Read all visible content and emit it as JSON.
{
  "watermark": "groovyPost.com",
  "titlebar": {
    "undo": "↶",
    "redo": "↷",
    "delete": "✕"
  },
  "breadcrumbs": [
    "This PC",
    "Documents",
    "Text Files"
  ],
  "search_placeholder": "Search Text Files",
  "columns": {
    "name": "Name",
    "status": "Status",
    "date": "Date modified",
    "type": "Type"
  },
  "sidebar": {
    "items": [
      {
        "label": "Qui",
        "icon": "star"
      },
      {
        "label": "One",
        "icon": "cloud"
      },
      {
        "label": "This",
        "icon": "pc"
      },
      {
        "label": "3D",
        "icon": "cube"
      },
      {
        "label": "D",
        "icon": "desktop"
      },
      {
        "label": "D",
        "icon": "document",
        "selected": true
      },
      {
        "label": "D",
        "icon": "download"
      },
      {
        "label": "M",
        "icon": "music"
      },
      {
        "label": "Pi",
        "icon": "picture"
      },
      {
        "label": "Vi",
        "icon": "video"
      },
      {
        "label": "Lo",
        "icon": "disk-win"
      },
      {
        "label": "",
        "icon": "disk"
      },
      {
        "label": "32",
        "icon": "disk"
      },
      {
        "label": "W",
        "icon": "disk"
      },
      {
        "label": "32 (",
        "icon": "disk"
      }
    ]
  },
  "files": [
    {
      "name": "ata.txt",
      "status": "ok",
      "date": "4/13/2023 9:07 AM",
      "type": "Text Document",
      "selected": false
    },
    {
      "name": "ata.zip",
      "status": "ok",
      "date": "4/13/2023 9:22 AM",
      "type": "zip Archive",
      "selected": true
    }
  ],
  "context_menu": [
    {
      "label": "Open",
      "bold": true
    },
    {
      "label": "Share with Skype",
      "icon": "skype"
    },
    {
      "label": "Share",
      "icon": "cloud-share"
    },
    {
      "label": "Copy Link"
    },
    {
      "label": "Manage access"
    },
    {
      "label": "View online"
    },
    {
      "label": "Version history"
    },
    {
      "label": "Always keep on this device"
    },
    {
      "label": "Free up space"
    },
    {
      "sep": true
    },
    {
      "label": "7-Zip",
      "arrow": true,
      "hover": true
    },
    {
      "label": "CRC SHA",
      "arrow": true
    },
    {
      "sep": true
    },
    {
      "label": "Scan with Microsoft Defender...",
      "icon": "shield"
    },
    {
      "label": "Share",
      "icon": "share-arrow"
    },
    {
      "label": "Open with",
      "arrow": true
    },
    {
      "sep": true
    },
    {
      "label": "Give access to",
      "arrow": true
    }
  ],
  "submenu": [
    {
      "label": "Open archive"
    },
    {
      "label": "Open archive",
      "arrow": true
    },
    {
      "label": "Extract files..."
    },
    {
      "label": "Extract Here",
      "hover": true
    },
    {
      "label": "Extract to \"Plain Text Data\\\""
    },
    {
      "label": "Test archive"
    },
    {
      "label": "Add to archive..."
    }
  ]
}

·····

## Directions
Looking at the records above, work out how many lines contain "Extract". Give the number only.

## Answer section
3